Your objective
What is the number of lines in the data below that contain "icon"? Reply with the number only.

Interface dataset entries
○ ○ ○ ○ ○ ○ ○

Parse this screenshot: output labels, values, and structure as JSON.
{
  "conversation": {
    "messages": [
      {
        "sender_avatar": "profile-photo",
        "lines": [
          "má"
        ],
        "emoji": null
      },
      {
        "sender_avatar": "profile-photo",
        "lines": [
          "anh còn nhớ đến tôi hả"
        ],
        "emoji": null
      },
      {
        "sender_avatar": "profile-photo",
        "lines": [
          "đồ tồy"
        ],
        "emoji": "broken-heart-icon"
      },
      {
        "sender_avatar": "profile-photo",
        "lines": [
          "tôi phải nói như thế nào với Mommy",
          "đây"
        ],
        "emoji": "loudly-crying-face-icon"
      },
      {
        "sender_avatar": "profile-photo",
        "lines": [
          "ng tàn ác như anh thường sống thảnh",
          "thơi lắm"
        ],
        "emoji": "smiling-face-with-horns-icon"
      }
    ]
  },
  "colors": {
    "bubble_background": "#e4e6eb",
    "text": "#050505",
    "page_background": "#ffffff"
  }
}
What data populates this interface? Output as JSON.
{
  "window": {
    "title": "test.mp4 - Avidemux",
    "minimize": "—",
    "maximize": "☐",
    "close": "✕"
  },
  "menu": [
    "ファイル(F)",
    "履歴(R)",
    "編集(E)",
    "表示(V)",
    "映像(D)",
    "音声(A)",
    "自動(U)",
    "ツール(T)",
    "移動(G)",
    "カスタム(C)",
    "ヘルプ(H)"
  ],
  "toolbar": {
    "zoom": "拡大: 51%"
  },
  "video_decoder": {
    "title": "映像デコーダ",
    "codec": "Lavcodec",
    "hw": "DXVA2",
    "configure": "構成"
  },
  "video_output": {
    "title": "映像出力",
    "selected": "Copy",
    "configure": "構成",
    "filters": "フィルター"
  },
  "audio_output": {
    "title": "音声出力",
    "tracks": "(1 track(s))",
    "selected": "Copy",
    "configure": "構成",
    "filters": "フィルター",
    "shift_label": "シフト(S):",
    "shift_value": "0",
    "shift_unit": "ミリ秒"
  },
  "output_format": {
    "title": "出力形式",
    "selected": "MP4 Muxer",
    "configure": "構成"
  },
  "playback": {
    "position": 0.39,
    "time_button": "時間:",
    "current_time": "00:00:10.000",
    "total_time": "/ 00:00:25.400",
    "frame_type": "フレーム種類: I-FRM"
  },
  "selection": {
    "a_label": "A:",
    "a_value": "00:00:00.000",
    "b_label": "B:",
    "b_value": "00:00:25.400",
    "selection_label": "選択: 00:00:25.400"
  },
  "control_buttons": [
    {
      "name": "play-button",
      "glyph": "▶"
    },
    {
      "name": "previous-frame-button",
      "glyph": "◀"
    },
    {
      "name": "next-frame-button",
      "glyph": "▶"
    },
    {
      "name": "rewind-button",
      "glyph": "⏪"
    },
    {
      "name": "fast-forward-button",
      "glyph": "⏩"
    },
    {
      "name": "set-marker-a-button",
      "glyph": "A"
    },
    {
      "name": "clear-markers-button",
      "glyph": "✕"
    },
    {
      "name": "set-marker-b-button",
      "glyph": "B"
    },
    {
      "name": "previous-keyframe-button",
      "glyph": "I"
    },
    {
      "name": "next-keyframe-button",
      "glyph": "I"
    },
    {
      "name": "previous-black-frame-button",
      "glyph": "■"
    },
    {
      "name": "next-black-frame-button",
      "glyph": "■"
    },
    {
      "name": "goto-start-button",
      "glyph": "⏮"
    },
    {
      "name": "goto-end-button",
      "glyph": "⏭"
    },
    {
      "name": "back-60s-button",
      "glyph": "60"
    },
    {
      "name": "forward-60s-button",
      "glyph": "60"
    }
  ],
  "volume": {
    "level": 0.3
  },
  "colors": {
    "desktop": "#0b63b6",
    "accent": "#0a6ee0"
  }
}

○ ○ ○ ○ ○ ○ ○

Worked solution
3